Tie2 is an angiopoietin-1 receptor and its activation could be useful in improved wound healing. The TNF- receptor superfamily member CD40 is found on dendritic and B cells, and when cross-linked by its trimeric ligand on T cells activates the signaling pathway ending in cell proliferation. Non-agonistic ⍺-CD40 antibodies when formed into nanocages were able to induce strong CD40 activation without the need to be present on the cell surface.
Increased Neutralization Capacity
A severe acute respiratory syndrome coronavirus 2 (SARS-CoV-2) pseudovirus neutralization test using ⍺-SARS-CoV-2 monoclonal antibodies and Fc-ACE2 fusion proteins showed increased neutralization capacity, as expected since the multivalent presentation of the anti-SARS-CoV-2 antibodies into nanocages is expected to increase the avidity of antibodies for the viral particles. When Fc-ACE2 fusion protein was formed into octahedral assemblies, the neutralization capacity for SARS-CoV-2 was enhanced sevenfold compared to free Fc-ACE2.
What are the Implications?
We anticipate that the ability to assemble arbitrary antibodies without need for covalent modification into highly ordered assemblies with different geometries and valencies will have a broad impact in biology and medicine.”

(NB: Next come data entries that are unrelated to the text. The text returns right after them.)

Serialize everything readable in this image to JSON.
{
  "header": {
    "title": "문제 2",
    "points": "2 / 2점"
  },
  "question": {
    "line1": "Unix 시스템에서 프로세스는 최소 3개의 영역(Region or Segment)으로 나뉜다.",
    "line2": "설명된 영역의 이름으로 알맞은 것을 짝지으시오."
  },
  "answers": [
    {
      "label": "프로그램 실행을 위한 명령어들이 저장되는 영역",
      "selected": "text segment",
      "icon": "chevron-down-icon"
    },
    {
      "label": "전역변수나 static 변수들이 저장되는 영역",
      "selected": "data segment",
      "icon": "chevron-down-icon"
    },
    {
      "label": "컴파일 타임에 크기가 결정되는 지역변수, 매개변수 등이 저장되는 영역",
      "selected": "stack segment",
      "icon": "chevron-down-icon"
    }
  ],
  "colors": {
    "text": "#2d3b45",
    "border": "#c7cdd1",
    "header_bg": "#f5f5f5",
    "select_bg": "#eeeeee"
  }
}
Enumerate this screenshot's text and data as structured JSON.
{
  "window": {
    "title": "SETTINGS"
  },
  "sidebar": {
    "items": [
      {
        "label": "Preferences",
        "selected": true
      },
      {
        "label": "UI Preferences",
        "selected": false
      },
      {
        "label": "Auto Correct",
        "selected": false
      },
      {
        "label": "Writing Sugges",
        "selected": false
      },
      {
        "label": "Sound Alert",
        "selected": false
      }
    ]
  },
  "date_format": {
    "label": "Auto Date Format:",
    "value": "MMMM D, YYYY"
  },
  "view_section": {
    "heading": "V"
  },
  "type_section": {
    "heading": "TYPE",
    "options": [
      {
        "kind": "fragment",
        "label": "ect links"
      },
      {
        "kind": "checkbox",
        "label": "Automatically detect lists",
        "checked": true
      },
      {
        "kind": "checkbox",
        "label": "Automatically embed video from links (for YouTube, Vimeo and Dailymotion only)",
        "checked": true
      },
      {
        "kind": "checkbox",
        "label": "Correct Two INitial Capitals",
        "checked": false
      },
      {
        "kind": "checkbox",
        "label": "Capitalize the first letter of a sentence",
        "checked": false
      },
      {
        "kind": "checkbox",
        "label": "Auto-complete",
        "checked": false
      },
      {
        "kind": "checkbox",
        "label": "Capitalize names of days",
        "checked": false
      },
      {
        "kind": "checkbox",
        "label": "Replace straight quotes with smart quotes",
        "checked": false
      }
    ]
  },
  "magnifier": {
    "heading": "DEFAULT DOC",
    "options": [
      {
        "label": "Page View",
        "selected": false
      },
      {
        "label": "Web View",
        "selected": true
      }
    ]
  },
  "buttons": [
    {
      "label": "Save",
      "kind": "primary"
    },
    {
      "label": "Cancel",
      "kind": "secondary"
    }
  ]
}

Using this strategy, other homo-oligomers could be used as long as they have the right terminal components, such as helical antigen-binding proteins to fuse viral glycoproteins, or symmetric enzymes with free helices to boost the location of active sites involved in consecutive reactions.
The modular approach allows practically any known antibody to be picked up and assembled with the right design protein that offers adequate affinity of binding between the protein and the Fc binding component. The degree of control it offers concerning the positioning and valency of the Fc binding domain is unsurpassed by other antibody-protein nanoparticles.
Their applications are also diverse, offering signaling pathway agonism with a high degree of structural homogeneity, which results in more predictable phenotypic effects, and thus better control of the process.
Mixing of Fc-fusions or antibodies targeting different receptors can generate nanocages containing both to assess the effects of the mixture on downstream signaling pathways, at different valencies and architectures. They could also be used to deliver protein or nucleic acid cargo, raising the possibility of antibody therapeutics. This will require further studies into their pharmacological properties.
bioRxiv publishes preliminary scientific reports that are not peer-reviewed and, therefore, should not be regarded as conclusive, guide clinical practice/health-related behavior, or treated as established information.